If you form a corporation, the Postal Service soon will inundate you with official-looking forms from companies offering to create or file corporate documents on your behalf. Earlier this week I rescued a client from one of these unnecessary companies, Compliance Services.
Having read Annual Meetings: The Basics, a fan of this blog asked the following question: When must we hold our first annual shareholder meeting?
The answer is stated by implication, rather than directly, in applicable statutes (which depend on the state of incorporation).
California Corporations Code Section 600(c) says, in relevant part:
Two recently-acquired clients had similar situations that brought up the importance of complying with legal requirements.
Each company is a multi-founder startup where one founder became non-productive, and even somewhat detrimental to the business. The other founders wanted to move the problem founder off to the side, where he could cause no more trouble, in a manner that would be fair to everyone involved.

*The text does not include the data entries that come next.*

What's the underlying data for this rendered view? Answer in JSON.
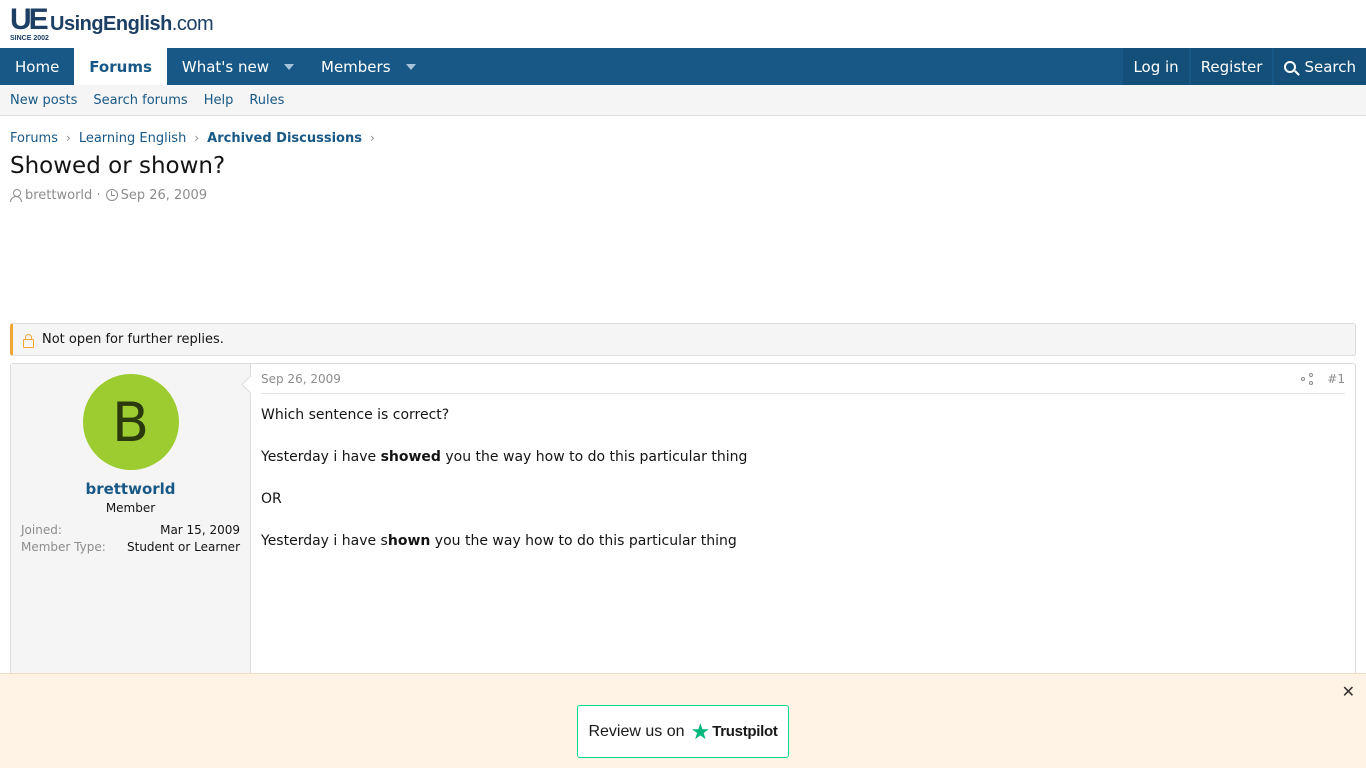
{
  "logo": {
    "mark": "UE",
    "since": "SINCE 2002",
    "name": "UsingEnglish",
    "tld": ".com"
  },
  "nav": {
    "home": "Home",
    "forums": "Forums",
    "whats_new": "What's new",
    "members": "Members",
    "login": "Log in",
    "register": "Register",
    "search": "Search"
  },
  "subnav": {
    "new_posts": "New posts",
    "search_forums": "Search forums",
    "help": "Help",
    "rules": "Rules"
  },
  "breadcrumbs": [
    "Forums",
    "Learning English",
    "Archived Discussions"
  ],
  "thread": {
    "title": "Showed or shown?",
    "author": "brettworld",
    "date": "Sep 26, 2009",
    "notice": "Not open for further replies."
  },
  "post": {
    "user": {
      "avatar_letter": "B",
      "name": "brettworld",
      "title": "Member",
      "joined_label": "Joined:",
      "joined_value": "Mar 15, 2009",
      "type_label": "Member Type:",
      "type_value": "Student or Learner"
    },
    "date": "Sep 26, 2009",
    "number": "#1",
    "lines": {
      "q": "Which sentence is correct?",
      "a_pre": "Yesterday i have ",
      "a_bold": "showed",
      "a_post": " you the way how to do this particular thing",
      "or": "OR",
      "b_pre": "Yesterday i have s",
      "b_bold": "hown",
      "b_post": " you the way how to do this particular thing"
    }
  },
  "trustpilot": {
    "close": "✕",
    "review": "Review us on",
    "star": "★",
    "brand": "Trustpilot"
  },
  "colors": {
    "nav": "#185886",
    "accent": "#185886",
    "avatar": "#9ccc2f",
    "notice": "#f2a636",
    "trustpilot_green": "#00b67a"
  }
}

Unfortunately, each company had failed to comply with some of the most basic legal requirements: Holding annual shareholder meetings to elect directors, annual board of director meetings to appoint officers, etc. As a result, in each instance we had to spend time and money taking corporate actions, and recording those actions appropriately in meeting minutes, before the real problem could be solved.